_Website and app data records:_
---*---
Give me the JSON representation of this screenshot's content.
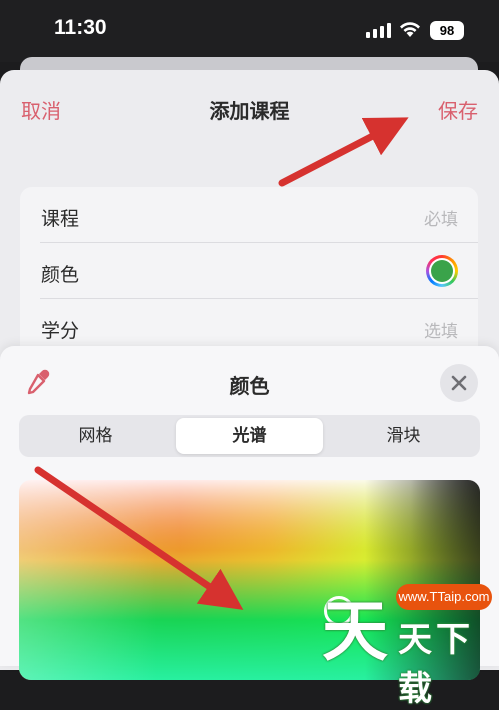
{
  "status_bar": {
    "time": "11:30",
    "battery": "98",
    "signal_icon": "cellular-signal",
    "wifi_icon": "wifi"
  },
  "nav": {
    "cancel": "取消",
    "title": "添加课程",
    "save": "保存"
  },
  "form": {
    "rows": [
      {
        "label": "课程",
        "value": "必填"
      },
      {
        "label": "颜色",
        "value": ""
      },
      {
        "label": "学分",
        "value": "选填"
      }
    ]
  },
  "picker": {
    "title": "颜色",
    "tabs": [
      "网格",
      "光谱",
      "滑块"
    ],
    "active_tab": "光谱",
    "close_icon": "xmark",
    "dropper_icon": "eyedropper"
  },
  "watermark": {
    "badge": "www.TTaip.com",
    "big": "天",
    "small": "天下载"
  },
  "colors": {
    "accent": "#d9606e",
    "annotation_arrow": "#d6322f",
    "selected_color": "#3aa34a"
  }
}
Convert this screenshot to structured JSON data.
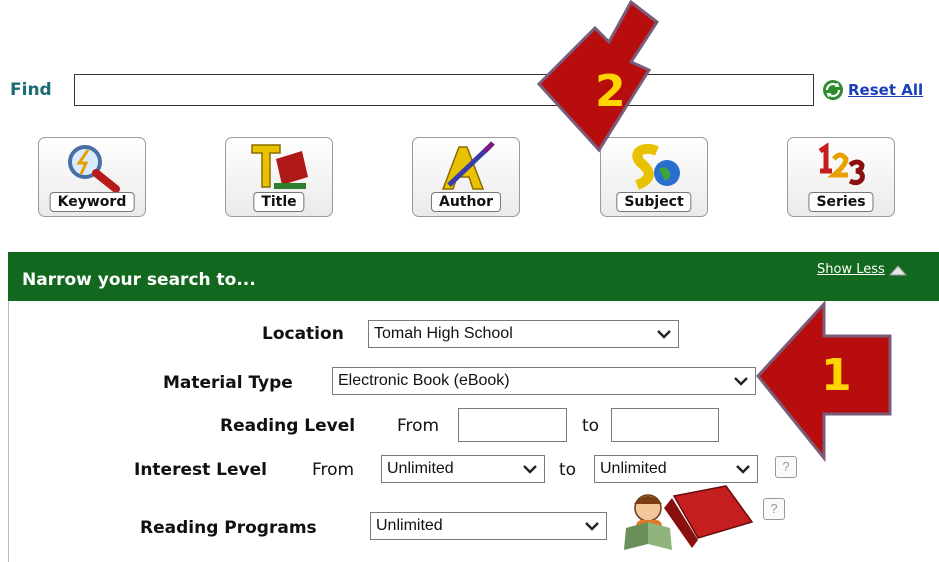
{
  "find": {
    "label": "Find",
    "value": ""
  },
  "reset": {
    "label": "Reset All"
  },
  "search_buttons": [
    {
      "label": "Keyword",
      "icon": "magnifier-icon"
    },
    {
      "label": "Title",
      "icon": "title-book-icon"
    },
    {
      "label": "Author",
      "icon": "author-quill-icon"
    },
    {
      "label": "Subject",
      "icon": "subject-globe-icon"
    },
    {
      "label": "Series",
      "icon": "series-123-icon"
    }
  ],
  "narrow": {
    "title": "Narrow your search to...",
    "show_less": "Show Less",
    "location": {
      "label": "Location",
      "value": "Tomah High School"
    },
    "material_type": {
      "label": "Material Type",
      "value": "Electronic Book (eBook)"
    },
    "reading_level": {
      "label": "Reading Level",
      "from": "From",
      "to": "to"
    },
    "interest_level": {
      "label": "Interest Level",
      "from": "From",
      "from_value": "Unlimited",
      "to": "to",
      "to_value": "Unlimited"
    },
    "reading_programs": {
      "label": "Reading Programs",
      "value": "Unlimited"
    },
    "help_glyph": "?"
  },
  "annotations": {
    "arrow1": "1",
    "arrow2": "2"
  },
  "colors": {
    "panel_header": "#13681f",
    "arrow_fill": "#b80d0d",
    "arrow_number": "#ffd400",
    "find_label": "#1a6b73",
    "link": "#1a3fb8"
  }
}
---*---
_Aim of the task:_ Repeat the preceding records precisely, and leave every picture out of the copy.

_Reply to the exercise:_
Give me the JSON representation of this screenshot's content.
{
  "status_bar": {
    "time": "11:30",
    "battery": "98",
    "signal_icon": "cellular-signal",
    "wifi_icon": "wifi"
  },
  "nav": {
    "cancel": "取消",
    "title": "添加课程",
    "save": "保存"
  },
  "form": {
    "rows": [
      {
        "label": "课程",
        "value": "必填"
      },
      {
        "label": "颜色",
        "value": ""
      },
      {
        "label": "学分",
        "value": "选填"
      }
    ]
  },
  "picker": {
    "title": "颜色",
    "tabs": [
      "网格",
      "光谱",
      "滑块"
    ],
    "active_tab": "光谱",
    "close_icon": "xmark",
    "dropper_icon": "eyedropper"
  },
  "watermark": {
    "badge": "www.TTaip.com",
    "big": "天",
    "small": "天下载"
  },
  "colors": {
    "accent": "#d9606e",
    "annotation_arrow": "#d6322f",
    "selected_color": "#3aa34a"
  }
}
Convert this screenshot to structured JSON data.
{
  "find": {
    "label": "Find",
    "value": ""
  },
  "reset": {
    "label": "Reset All"
  },
  "search_buttons": [
    {
      "label": "Keyword",
      "icon": "magnifier-icon"
    },
    {
      "label": "Title",
      "icon": "title-book-icon"
    },
    {
      "label": "Author",
      "icon": "author-quill-icon"
    },
    {
      "label": "Subject",
      "icon": "subject-globe-icon"
    },
    {
      "label": "Series",
      "icon": "series-123-icon"
    }
  ],
  "narrow": {
    "title": "Narrow your search to...",
    "show_less": "Show Less",
    "location": {
      "label": "Location",
      "value": "Tomah High School"
    },
    "material_type": {
      "label": "Material Type",
      "value": "Electronic Book (eBook)"
    },
    "reading_level": {
      "label": "Reading Level",
      "from": "From",
      "to": "to"
    },
    "interest_level": {
      "label": "Interest Level",
      "from": "From",
      "from_value": "Unlimited",
      "to": "to",
      "to_value": "Unlimited"
    },
    "reading_programs": {
      "label": "Reading Programs",
      "value": "Unlimited"
    },
    "help_glyph": "?"
  },
  "annotations": {
    "arrow1": "1",
    "arrow2": "2"
  },
  "colors": {
    "panel_header": "#13681f",
    "arrow_fill": "#b80d0d",
    "arrow_number": "#ffd400",
    "find_label": "#1a6b73",
    "link": "#1a3fb8"
  }
}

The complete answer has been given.